_Exercise goal_:
Each entry is to be output precisely as it appears.

-------- Source information

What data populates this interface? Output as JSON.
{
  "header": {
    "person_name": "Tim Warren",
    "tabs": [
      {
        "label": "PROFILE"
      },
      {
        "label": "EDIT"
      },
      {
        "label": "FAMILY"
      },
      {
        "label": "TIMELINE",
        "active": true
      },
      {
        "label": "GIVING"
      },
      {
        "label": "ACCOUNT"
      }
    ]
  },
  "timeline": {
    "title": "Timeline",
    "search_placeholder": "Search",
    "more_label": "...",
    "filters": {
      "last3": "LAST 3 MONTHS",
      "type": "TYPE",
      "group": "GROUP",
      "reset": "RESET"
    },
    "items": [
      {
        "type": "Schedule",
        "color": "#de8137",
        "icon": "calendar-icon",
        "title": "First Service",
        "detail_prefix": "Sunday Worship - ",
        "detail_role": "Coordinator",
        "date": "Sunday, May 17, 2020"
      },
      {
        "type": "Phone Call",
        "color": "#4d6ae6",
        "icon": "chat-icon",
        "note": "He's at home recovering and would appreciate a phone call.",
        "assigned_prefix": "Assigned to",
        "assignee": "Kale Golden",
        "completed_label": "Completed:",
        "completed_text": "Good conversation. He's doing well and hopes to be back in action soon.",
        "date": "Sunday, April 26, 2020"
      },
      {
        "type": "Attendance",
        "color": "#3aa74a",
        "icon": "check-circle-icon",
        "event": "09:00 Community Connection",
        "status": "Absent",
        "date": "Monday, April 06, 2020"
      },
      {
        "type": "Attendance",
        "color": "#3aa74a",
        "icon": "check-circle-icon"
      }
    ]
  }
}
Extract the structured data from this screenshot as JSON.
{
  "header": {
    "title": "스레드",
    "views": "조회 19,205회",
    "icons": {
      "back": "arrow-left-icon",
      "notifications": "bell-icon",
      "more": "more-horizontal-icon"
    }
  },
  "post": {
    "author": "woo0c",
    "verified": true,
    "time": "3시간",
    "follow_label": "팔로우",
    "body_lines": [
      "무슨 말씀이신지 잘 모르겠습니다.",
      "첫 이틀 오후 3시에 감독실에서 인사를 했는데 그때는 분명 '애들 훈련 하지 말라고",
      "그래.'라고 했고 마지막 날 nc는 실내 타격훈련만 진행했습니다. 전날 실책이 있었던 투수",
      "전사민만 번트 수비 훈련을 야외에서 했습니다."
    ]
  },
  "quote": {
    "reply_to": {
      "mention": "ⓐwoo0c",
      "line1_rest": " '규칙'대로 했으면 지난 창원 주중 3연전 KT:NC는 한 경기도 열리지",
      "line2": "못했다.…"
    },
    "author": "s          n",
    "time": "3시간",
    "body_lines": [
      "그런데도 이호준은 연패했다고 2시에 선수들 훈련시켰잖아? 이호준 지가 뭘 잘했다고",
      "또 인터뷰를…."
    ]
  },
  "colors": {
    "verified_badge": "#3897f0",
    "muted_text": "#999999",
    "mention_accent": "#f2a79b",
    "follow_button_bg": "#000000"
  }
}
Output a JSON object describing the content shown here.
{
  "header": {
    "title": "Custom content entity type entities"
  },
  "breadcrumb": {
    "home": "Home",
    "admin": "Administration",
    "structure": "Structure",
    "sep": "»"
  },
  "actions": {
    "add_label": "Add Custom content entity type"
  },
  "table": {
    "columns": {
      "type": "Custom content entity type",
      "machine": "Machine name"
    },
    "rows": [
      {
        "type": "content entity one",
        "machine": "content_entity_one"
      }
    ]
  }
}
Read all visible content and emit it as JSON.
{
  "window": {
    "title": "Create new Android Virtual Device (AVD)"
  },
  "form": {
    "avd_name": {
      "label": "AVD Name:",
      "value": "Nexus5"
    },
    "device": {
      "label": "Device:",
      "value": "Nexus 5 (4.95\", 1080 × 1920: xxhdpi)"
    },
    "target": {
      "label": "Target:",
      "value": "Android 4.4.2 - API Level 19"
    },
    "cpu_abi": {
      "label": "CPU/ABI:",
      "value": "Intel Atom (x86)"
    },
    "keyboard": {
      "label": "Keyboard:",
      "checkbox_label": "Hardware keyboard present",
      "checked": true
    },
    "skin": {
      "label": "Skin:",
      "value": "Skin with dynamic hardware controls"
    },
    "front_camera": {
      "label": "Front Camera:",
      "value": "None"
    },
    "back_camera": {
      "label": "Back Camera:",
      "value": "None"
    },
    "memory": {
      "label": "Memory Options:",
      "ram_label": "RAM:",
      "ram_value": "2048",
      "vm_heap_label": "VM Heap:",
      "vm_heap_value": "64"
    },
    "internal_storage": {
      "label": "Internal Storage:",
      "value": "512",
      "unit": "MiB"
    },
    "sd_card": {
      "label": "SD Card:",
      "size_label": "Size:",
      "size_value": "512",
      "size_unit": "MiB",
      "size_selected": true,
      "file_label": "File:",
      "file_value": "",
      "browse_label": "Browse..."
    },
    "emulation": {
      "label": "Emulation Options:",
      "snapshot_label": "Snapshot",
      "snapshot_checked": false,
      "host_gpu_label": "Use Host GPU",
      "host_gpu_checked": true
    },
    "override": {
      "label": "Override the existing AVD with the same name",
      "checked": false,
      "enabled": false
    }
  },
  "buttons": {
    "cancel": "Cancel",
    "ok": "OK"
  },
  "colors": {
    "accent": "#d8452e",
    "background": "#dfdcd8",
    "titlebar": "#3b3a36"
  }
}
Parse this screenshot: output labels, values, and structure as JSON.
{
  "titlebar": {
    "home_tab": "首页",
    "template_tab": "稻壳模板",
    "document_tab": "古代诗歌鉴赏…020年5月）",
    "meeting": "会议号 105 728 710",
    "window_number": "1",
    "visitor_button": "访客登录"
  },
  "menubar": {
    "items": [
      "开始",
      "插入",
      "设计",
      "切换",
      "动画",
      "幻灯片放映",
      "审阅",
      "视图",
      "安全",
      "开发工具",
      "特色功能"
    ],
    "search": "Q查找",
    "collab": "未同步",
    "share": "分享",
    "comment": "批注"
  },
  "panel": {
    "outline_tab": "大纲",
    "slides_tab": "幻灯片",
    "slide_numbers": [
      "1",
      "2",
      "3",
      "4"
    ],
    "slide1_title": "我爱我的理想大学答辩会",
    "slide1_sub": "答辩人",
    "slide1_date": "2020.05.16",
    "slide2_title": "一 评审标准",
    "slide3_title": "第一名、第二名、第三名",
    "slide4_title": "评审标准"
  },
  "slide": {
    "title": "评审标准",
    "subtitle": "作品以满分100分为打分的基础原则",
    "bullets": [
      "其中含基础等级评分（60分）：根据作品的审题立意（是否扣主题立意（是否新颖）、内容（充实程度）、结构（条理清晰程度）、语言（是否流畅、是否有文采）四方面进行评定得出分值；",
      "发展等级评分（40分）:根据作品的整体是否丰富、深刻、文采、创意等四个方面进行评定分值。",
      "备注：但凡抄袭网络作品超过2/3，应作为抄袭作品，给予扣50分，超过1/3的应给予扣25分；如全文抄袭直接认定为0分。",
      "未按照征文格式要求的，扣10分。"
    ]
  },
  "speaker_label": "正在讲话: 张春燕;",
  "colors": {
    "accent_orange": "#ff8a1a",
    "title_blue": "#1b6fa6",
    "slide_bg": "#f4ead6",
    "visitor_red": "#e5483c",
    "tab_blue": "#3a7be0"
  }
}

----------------

_Answer section_:
What data populates this interface? Output as JSON.
{
  "header": {
    "person_name": "Tim Warren",
    "tabs": [
      {
        "label": "PROFILE"
      },
      {
        "label": "EDIT"
      },
      {
        "label": "FAMILY"
      },
      {
        "label": "TIMELINE",
        "active": true
      },
      {
        "label": "GIVING"
      },
      {
        "label": "ACCOUNT"
      }
    ]
  },
  "timeline": {
    "title": "Timeline",
    "search_placeholder": "Search",
    "more_label": "...",
    "filters": {
      "last3": "LAST 3 MONTHS",
      "type": "TYPE",
      "group": "GROUP",
      "reset": "RESET"
    },
    "items": [
      {
        "type": "Schedule",
        "color": "#de8137",
        "icon": "calendar-icon",
        "title": "First Service",
        "detail_prefix": "Sunday Worship - ",
        "detail_role": "Coordinator",
        "date": "Sunday, May 17, 2020"
      },
      {
        "type": "Phone Call",
        "color": "#4d6ae6",
        "icon": "chat-icon",
        "note": "He's at home recovering and would appreciate a phone call.",
        "assigned_prefix": "Assigned to",
        "assignee": "Kale Golden",
        "completed_label": "Completed:",
        "completed_text": "Good conversation. He's doing well and hopes to be back in action soon.",
        "date": "Sunday, April 26, 2020"
      },
      {
        "type": "Attendance",
        "color": "#3aa74a",
        "icon": "check-circle-icon",
        "event": "09:00 Community Connection",
        "status": "Absent",
        "date": "Monday, April 06, 2020"
      },
      {
        "type": "Attendance",
        "color": "#3aa74a",
        "icon": "check-circle-icon"
      }
    ]
  }
}
Extract the structured data from this screenshot as JSON.
{
  "header": {
    "title": "스레드",
    "views": "조회 19,205회",
    "icons": {
      "back": "arrow-left-icon",
      "notifications": "bell-icon",
      "more": "more-horizontal-icon"
    }
  },
  "post": {
    "author": "woo0c",
    "verified": true,
    "time": "3시간",
    "follow_label": "팔로우",
    "body_lines": [
      "무슨 말씀이신지 잘 모르겠습니다.",
      "첫 이틀 오후 3시에 감독실에서 인사를 했는데 그때는 분명 '애들 훈련 하지 말라고",
      "그래.'라고 했고 마지막 날 nc는 실내 타격훈련만 진행했습니다. 전날 실책이 있었던 투수",
      "전사민만 번트 수비 훈련을 야외에서 했습니다."
    ]
  },
  "quote": {
    "reply_to": {
      "mention": "ⓐwoo0c",
      "line1_rest": " '규칙'대로 했으면 지난 창원 주중 3연전 KT:NC는 한 경기도 열리지",
      "line2": "못했다.…"
    },
    "author": "s          n",
    "time": "3시간",
    "body_lines": [
      "그런데도 이호준은 연패했다고 2시에 선수들 훈련시켰잖아? 이호준 지가 뭘 잘했다고",
      "또 인터뷰를…."
    ]
  },
  "colors": {
    "verified_badge": "#3897f0",
    "muted_text": "#999999",
    "mention_accent": "#f2a79b",
    "follow_button_bg": "#000000"
  }
}
Output a JSON object describing the content shown here.
{
  "header": {
    "title": "Custom content entity type entities"
  },
  "breadcrumb": {
    "home": "Home",
    "admin": "Administration",
    "structure": "Structure",
    "sep": "»"
  },
  "actions": {
    "add_label": "Add Custom content entity type"
  },
  "table": {
    "columns": {
      "type": "Custom content entity type",
      "machine": "Machine name"
    },
    "rows": [
      {
        "type": "content entity one",
        "machine": "content_entity_one"
      }
    ]
  }
}
Read all visible content and emit it as JSON.
{
  "window": {
    "title": "Create new Android Virtual Device (AVD)"
  },
  "form": {
    "avd_name": {
      "label": "AVD Name:",
      "value": "Nexus5"
    },
    "device": {
      "label": "Device:",
      "value": "Nexus 5 (4.95\", 1080 × 1920: xxhdpi)"
    },
    "target": {
      "label": "Target:",
      "value": "Android 4.4.2 - API Level 19"
    },
    "cpu_abi": {
      "label": "CPU/ABI:",
      "value": "Intel Atom (x86)"
    },
    "keyboard": {
      "label": "Keyboard:",
      "checkbox_label": "Hardware keyboard present",
      "checked": true
    },
    "skin": {
      "label": "Skin:",
      "value": "Skin with dynamic hardware controls"
    },
    "front_camera": {
      "label": "Front Camera:",
      "value": "None"
    },
    "back_camera": {
      "label": "Back Camera:",
      "value": "None"
    },
    "memory": {
      "label": "Memory Options:",
      "ram_label": "RAM:",
      "ram_value": "2048",
      "vm_heap_label": "VM Heap:",
      "vm_heap_value": "64"
    },
    "internal_storage": {
      "label": "Internal Storage:",
      "value": "512",
      "unit": "MiB"
    },
    "sd_card": {
      "label": "SD Card:",
      "size_label": "Size:",
      "size_value": "512",
      "size_unit": "MiB",
      "size_selected": true,
      "file_label": "File:",
      "file_value": "",
      "browse_label": "Browse..."
    },
    "emulation": {
      "label": "Emulation Options:",
      "snapshot_label": "Snapshot",
      "snapshot_checked": false,
      "host_gpu_label": "Use Host GPU",
      "host_gpu_checked": true
    },
    "override": {
      "label": "Override the existing AVD with the same name",
      "checked": false,
      "enabled": false
    }
  },
  "buttons": {
    "cancel": "Cancel",
    "ok": "OK"
  },
  "colors": {
    "accent": "#d8452e",
    "background": "#dfdcd8",
    "titlebar": "#3b3a36"
  }
}
Parse this screenshot: output labels, values, and structure as JSON.
{
  "titlebar": {
    "home_tab": "首页",
    "template_tab": "稻壳模板",
    "document_tab": "古代诗歌鉴赏…020年5月）",
    "meeting": "会议号 105 728 710",
    "window_number": "1",
    "visitor_button": "访客登录"
  },
  "menubar": {
    "items": [
      "开始",
      "插入",
      "设计",
      "切换",
      "动画",
      "幻灯片放映",
      "审阅",
      "视图",
      "安全",
      "开发工具",
      "特色功能"
    ],
    "search": "Q查找",
    "collab": "未同步",
    "share": "分享",
    "comment": "批注"
  },
  "panel": {
    "outline_tab": "大纲",
    "slides_tab": "幻灯片",
    "slide_numbers": [
      "1",
      "2",
      "3",
      "4"
    ],
    "slide1_title": "我爱我的理想大学答辩会",
    "slide1_sub": "答辩人",
    "slide1_date": "2020.05.16",
    "slide2_title": "一 评审标准",
    "slide3_title": "第一名、第二名、第三名",
    "slide4_title": "评审标准"
  },
  "slide": {
    "title": "评审标准",
    "subtitle": "作品以满分100分为打分的基础原则",
    "bullets": [
      "其中含基础等级评分（60分）：根据作品的审题立意（是否扣主题立意（是否新颖）、内容（充实程度）、结构（条理清晰程度）、语言（是否流畅、是否有文采）四方面进行评定得出分值；",
      "发展等级评分（40分）:根据作品的整体是否丰富、深刻、文采、创意等四个方面进行评定分值。",
      "备注：但凡抄袭网络作品超过2/3，应作为抄袭作品，给予扣50分，超过1/3的应给予扣25分；如全文抄袭直接认定为0分。",
      "未按照征文格式要求的，扣10分。"
    ]
  },
  "speaker_label": "正在讲话: 张春燕;",
  "colors": {
    "accent_orange": "#ff8a1a",
    "title_blue": "#1b6fa6",
    "slide_bg": "#f4ead6",
    "visitor_red": "#e5483c",
    "tab_blue": "#3a7be0"
  }
}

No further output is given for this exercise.